The questioning stares. You can feel the wondering eyes. Then you mention disability in the context of work and suddenly, more questions. Questions of confusion and concern. Questions of “ought to” and “how.” These are questions and feelings our guest Jane Hutton, Founder of EvenBreak knows well and shared with us her personal and professional story during our show last week.
Jane never wanted to be a recruiter but rather spent her time learning about hiring from the angle of diversity, inclusion and equality.
“When I spoke about disability there would be two different responses: one about why companies should employ a disabled person, the other recognising that this is a pool of talent we should be tapping into.”

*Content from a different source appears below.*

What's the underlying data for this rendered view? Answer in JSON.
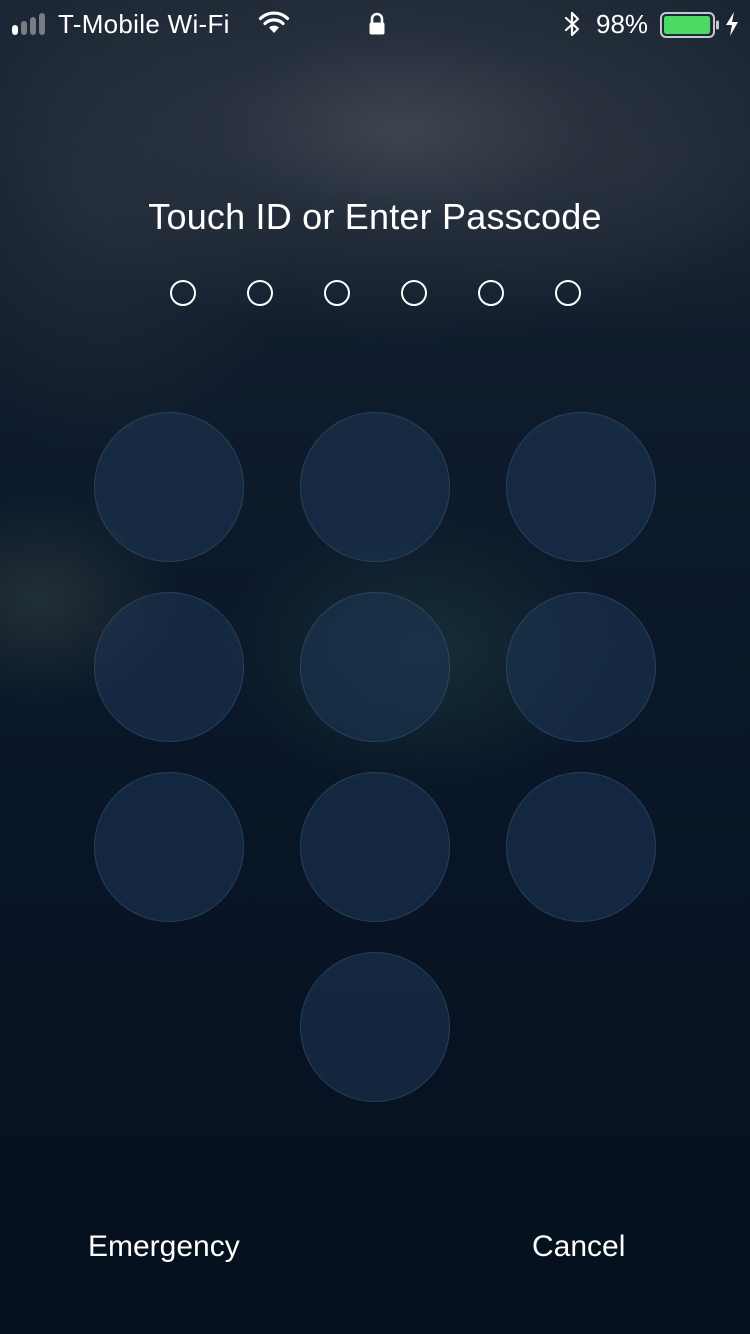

The catch? Most recruiting audiences don’t know how or where to begin to recruit disabled people. It doesn’t help that very few of them ever apply. It’s a broken equation and one Jane set out to solve when she became disabled in 2004.
How To Recruit More Disabled People
Recruiting disabled people begins with better attraction programs and changing your recruiting sources. In order to attract such a diverse range in candidates, you need a really diverse range of attraction strategies. That’s more complicated than ever with disabled people because disabilities know no colour or background.
“If you think of disabled people, it’s a bunch of people from different races, genders and ages. You might have a woman of 18 or a veteran from Afghanistan with two limbs or someone of 50 who has been in business all their lives and had a stroke.”
There is also more of a need for education for recruiters. Even if the company has good intentions, recruiters get lost in the process and details. They need to seek out new resources, like Jane’s best practice portal for employers. These practical resources are made by disabled people and for employers to use in this area and they help with things like common disability etiquette and vocabulary.
Most importantly, recruiters have to get past the fear that disabled people won’t thrive in their company. Disabled people can be some of the most creative problems solvers because they face problems every day. “We have to think of a way to get around doing things that other people take for granted.”
If that wasn’t enough, below you’ll hear Jane share moe: